Exercise directions ▸ Word for word, return every record that follows.

Provided material ▸

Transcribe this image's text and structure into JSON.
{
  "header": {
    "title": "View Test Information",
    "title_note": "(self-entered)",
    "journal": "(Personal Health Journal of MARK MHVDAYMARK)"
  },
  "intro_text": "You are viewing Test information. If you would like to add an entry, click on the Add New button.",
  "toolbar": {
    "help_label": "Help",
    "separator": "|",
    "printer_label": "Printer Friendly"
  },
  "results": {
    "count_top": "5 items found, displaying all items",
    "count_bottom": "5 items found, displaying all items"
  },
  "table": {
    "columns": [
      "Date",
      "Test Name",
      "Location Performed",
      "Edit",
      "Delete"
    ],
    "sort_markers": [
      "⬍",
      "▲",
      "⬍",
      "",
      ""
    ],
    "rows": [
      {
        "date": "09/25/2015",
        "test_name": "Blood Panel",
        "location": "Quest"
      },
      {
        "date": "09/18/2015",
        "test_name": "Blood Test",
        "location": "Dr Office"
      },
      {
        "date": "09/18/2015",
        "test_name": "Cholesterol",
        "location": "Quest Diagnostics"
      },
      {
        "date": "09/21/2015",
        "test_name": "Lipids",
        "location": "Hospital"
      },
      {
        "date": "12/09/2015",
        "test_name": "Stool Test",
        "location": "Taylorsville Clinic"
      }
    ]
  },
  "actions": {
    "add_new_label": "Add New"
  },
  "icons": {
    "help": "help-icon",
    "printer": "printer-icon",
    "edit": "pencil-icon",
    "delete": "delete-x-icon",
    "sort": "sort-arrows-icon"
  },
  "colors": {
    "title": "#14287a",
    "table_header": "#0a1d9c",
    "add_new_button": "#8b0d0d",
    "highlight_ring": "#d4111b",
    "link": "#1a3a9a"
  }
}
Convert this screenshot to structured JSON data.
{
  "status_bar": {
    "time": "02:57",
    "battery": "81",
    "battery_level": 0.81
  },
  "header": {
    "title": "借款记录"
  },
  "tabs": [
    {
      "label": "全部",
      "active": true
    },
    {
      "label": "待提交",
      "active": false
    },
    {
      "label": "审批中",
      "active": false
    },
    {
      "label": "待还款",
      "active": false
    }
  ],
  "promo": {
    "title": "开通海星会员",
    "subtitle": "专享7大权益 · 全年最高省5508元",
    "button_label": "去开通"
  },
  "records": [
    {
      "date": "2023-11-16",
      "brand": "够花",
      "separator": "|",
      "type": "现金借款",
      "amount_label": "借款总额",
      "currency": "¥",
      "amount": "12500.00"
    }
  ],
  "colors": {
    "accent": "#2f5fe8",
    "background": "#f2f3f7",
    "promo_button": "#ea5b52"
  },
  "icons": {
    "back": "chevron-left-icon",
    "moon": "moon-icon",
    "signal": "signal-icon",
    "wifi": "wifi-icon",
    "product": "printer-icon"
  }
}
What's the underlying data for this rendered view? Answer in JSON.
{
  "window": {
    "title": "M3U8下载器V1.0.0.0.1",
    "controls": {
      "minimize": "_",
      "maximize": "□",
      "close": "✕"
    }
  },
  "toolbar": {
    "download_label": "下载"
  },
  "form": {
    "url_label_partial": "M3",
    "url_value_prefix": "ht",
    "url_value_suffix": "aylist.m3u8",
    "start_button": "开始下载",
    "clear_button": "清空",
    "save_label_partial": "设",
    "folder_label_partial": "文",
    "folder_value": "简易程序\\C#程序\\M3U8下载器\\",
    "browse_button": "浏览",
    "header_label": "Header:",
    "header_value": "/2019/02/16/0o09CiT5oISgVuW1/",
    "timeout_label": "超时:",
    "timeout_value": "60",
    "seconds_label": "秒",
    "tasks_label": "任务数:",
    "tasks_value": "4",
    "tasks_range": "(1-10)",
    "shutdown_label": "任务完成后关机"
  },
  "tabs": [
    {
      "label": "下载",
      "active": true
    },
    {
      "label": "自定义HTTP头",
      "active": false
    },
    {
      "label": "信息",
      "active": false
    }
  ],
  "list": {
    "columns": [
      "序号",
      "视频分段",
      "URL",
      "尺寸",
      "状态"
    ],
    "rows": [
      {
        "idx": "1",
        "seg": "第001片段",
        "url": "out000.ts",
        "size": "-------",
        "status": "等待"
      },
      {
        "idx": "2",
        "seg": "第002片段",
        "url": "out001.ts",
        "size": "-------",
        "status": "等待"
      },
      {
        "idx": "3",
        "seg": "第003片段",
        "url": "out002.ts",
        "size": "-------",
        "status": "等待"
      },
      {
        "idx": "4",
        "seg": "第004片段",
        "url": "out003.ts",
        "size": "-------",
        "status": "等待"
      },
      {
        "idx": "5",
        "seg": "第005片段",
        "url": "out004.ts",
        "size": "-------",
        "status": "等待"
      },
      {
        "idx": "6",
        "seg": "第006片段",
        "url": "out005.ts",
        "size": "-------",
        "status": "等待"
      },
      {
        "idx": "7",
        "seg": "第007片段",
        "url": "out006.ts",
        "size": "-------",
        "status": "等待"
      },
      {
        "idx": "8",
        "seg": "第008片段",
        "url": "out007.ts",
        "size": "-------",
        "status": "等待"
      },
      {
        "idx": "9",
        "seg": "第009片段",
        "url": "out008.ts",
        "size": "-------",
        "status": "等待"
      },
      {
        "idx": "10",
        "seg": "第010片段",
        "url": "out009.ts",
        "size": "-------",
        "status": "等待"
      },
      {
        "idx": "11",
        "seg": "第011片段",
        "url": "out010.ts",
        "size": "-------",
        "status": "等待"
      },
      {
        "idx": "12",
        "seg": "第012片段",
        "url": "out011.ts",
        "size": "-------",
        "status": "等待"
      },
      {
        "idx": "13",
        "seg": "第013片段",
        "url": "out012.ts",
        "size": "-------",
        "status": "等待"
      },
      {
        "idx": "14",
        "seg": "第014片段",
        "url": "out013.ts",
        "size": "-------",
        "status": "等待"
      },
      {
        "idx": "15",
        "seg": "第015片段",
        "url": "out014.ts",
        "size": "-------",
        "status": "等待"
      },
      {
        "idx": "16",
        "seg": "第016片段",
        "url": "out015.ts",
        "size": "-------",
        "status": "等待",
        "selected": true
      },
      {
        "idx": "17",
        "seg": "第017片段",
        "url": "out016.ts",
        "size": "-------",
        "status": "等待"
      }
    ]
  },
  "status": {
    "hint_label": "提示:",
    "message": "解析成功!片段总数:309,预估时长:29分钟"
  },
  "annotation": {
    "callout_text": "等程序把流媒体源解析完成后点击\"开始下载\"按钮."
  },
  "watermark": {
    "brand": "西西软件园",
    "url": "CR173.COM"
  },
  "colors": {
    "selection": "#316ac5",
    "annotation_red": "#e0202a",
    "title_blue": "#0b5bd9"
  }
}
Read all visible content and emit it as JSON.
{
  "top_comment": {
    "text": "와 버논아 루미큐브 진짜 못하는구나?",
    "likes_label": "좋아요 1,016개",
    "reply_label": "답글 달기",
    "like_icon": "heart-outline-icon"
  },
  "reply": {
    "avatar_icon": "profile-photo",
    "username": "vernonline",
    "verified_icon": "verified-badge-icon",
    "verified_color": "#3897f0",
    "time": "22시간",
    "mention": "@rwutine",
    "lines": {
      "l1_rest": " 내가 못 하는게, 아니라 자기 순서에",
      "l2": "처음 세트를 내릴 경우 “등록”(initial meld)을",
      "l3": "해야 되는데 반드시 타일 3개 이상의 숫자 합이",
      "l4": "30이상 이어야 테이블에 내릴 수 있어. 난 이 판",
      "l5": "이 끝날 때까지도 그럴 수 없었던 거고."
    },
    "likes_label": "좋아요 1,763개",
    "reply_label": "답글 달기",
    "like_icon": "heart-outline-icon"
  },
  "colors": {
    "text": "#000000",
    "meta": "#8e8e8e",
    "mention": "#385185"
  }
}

Answer to the problem ▸
Transcribe this image's text and structure into JSON.
{
  "header": {
    "title": "View Test Information",
    "title_note": "(self-entered)",
    "journal": "(Personal Health Journal of MARK MHVDAYMARK)"
  },
  "intro_text": "You are viewing Test information. If you would like to add an entry, click on the Add New button.",
  "toolbar": {
    "help_label": "Help",
    "separator": "|",
    "printer_label": "Printer Friendly"
  },
  "results": {
    "count_top": "5 items found, displaying all items",
    "count_bottom": "5 items found, displaying all items"
  },
  "table": {
    "columns": [
      "Date",
      "Test Name",
      "Location Performed",
      "Edit",
      "Delete"
    ],
    "sort_markers": [
      "⬍",
      "▲",
      "⬍",
      "",
      ""
    ],
    "rows": [
      {
        "date": "09/25/2015",
        "test_name": "Blood Panel",
        "location": "Quest"
      },
      {
        "date": "09/18/2015",
        "test_name": "Blood Test",
        "location": "Dr Office"
      },
      {
        "date": "09/18/2015",
        "test_name": "Cholesterol",
        "location": "Quest Diagnostics"
      },
      {
        "date": "09/21/2015",
        "test_name": "Lipids",
        "location": "Hospital"
      },
      {
        "date": "12/09/2015",
        "test_name": "Stool Test",
        "location": "Taylorsville Clinic"
      }
    ]
  },
  "actions": {
    "add_new_label": "Add New"
  },
  "icons": {
    "help": "help-icon",
    "printer": "printer-icon",
    "edit": "pencil-icon",
    "delete": "delete-x-icon",
    "sort": "sort-arrows-icon"
  },
  "colors": {
    "title": "#14287a",
    "table_header": "#0a1d9c",
    "add_new_button": "#8b0d0d",
    "highlight_ring": "#d4111b",
    "link": "#1a3a9a"
  }
}
Convert this screenshot to structured JSON data.
{
  "status_bar": {
    "time": "02:57",
    "battery": "81",
    "battery_level": 0.81
  },
  "header": {
    "title": "借款记录"
  },
  "tabs": [
    {
      "label": "全部",
      "active": true
    },
    {
      "label": "待提交",
      "active": false
    },
    {
      "label": "审批中",
      "active": false
    },
    {
      "label": "待还款",
      "active": false
    }
  ],
  "promo": {
    "title": "开通海星会员",
    "subtitle": "专享7大权益 · 全年最高省5508元",
    "button_label": "去开通"
  },
  "records": [
    {
      "date": "2023-11-16",
      "brand": "够花",
      "separator": "|",
      "type": "现金借款",
      "amount_label": "借款总额",
      "currency": "¥",
      "amount": "12500.00"
    }
  ],
  "colors": {
    "accent": "#2f5fe8",
    "background": "#f2f3f7",
    "promo_button": "#ea5b52"
  },
  "icons": {
    "back": "chevron-left-icon",
    "moon": "moon-icon",
    "signal": "signal-icon",
    "wifi": "wifi-icon",
    "product": "printer-icon"
  }
}
What's the underlying data for this rendered view? Answer in JSON.
{
  "window": {
    "title": "M3U8下载器V1.0.0.0.1",
    "controls": {
      "minimize": "_",
      "maximize": "□",
      "close": "✕"
    }
  },
  "toolbar": {
    "download_label": "下载"
  },
  "form": {
    "url_label_partial": "M3",
    "url_value_prefix": "ht",
    "url_value_suffix": "aylist.m3u8",
    "start_button": "开始下载",
    "clear_button": "清空",
    "save_label_partial": "设",
    "folder_label_partial": "文",
    "folder_value": "简易程序\\C#程序\\M3U8下载器\\",
    "browse_button": "浏览",
    "header_label": "Header:",
    "header_value": "/2019/02/16/0o09CiT5oISgVuW1/",
    "timeout_label": "超时:",
    "timeout_value": "60",
    "seconds_label": "秒",
    "tasks_label": "任务数:",
    "tasks_value": "4",
    "tasks_range": "(1-10)",
    "shutdown_label": "任务完成后关机"
  },
  "tabs": [
    {
      "label": "下载",
      "active": true
    },
    {
      "label": "自定义HTTP头",
      "active": false
    },
    {
      "label": "信息",
      "active": false
    }
  ],
  "list": {
    "columns": [
      "序号",
      "视频分段",
      "URL",
      "尺寸",
      "状态"
    ],
    "rows": [
      {
        "idx": "1",
        "seg": "第001片段",
        "url": "out000.ts",
        "size": "-------",
        "status": "等待"
      },
      {
        "idx": "2",
        "seg": "第002片段",
        "url": "out001.ts",
        "size": "-------",
        "status": "等待"
      },
      {
        "idx": "3",
        "seg": "第003片段",
        "url": "out002.ts",
        "size": "-------",
        "status": "等待"
      },
      {
        "idx": "4",
        "seg": "第004片段",
        "url": "out003.ts",
        "size": "-------",
        "status": "等待"
      },
      {
        "idx": "5",
        "seg": "第005片段",
        "url": "out004.ts",
        "size": "-------",
        "status": "等待"
      },
      {
        "idx": "6",
        "seg": "第006片段",
        "url": "out005.ts",
        "size": "-------",
        "status": "等待"
      },
      {
        "idx": "7",
        "seg": "第007片段",
        "url": "out006.ts",
        "size": "-------",
        "status": "等待"
      },
      {
        "idx": "8",
        "seg": "第008片段",
        "url": "out007.ts",
        "size": "-------",
        "status": "等待"
      },
      {
        "idx": "9",
        "seg": "第009片段",
        "url": "out008.ts",
        "size": "-------",
        "status": "等待"
      },
      {
        "idx": "10",
        "seg": "第010片段",
        "url": "out009.ts",
        "size": "-------",
        "status": "等待"
      },
      {
        "idx": "11",
        "seg": "第011片段",
        "url": "out010.ts",
        "size": "-------",
        "status": "等待"
      },
      {
        "idx": "12",
        "seg": "第012片段",
        "url": "out011.ts",
        "size": "-------",
        "status": "等待"
      },
      {
        "idx": "13",
        "seg": "第013片段",
        "url": "out012.ts",
        "size": "-------",
        "status": "等待"
      },
      {
        "idx": "14",
        "seg": "第014片段",
        "url": "out013.ts",
        "size": "-------",
        "status": "等待"
      },
      {
        "idx": "15",
        "seg": "第015片段",
        "url": "out014.ts",
        "size": "-------",
        "status": "等待"
      },
      {
        "idx": "16",
        "seg": "第016片段",
        "url": "out015.ts",
        "size": "-------",
        "status": "等待",
        "selected": true
      },
      {
        "idx": "17",
        "seg": "第017片段",
        "url": "out016.ts",
        "size": "-------",
        "status": "等待"
      }
    ]
  },
  "status": {
    "hint_label": "提示:",
    "message": "解析成功!片段总数:309,预估时长:29分钟"
  },
  "annotation": {
    "callout_text": "等程序把流媒体源解析完成后点击\"开始下载\"按钮."
  },
  "watermark": {
    "brand": "西西软件园",
    "url": "CR173.COM"
  },
  "colors": {
    "selection": "#316ac5",
    "annotation_red": "#e0202a",
    "title_blue": "#0b5bd9"
  }
}
Read all visible content and emit it as JSON.
{
  "top_comment": {
    "text": "와 버논아 루미큐브 진짜 못하는구나?",
    "likes_label": "좋아요 1,016개",
    "reply_label": "답글 달기",
    "like_icon": "heart-outline-icon"
  },
  "reply": {
    "avatar_icon": "profile-photo",
    "username": "vernonline",
    "verified_icon": "verified-badge-icon",
    "verified_color": "#3897f0",
    "time": "22시간",
    "mention": "@rwutine",
    "lines": {
      "l1_rest": " 내가 못 하는게, 아니라 자기 순서에",
      "l2": "처음 세트를 내릴 경우 “등록”(initial meld)을",
      "l3": "해야 되는데 반드시 타일 3개 이상의 숫자 합이",
      "l4": "30이상 이어야 테이블에 내릴 수 있어. 난 이 판",
      "l5": "이 끝날 때까지도 그럴 수 없었던 거고."
    },
    "likes_label": "좋아요 1,763개",
    "reply_label": "답글 달기",
    "like_icon": "heart-outline-icon"
  },
  "colors": {
    "text": "#000000",
    "meta": "#8e8e8e",
    "mention": "#385185"
  }
}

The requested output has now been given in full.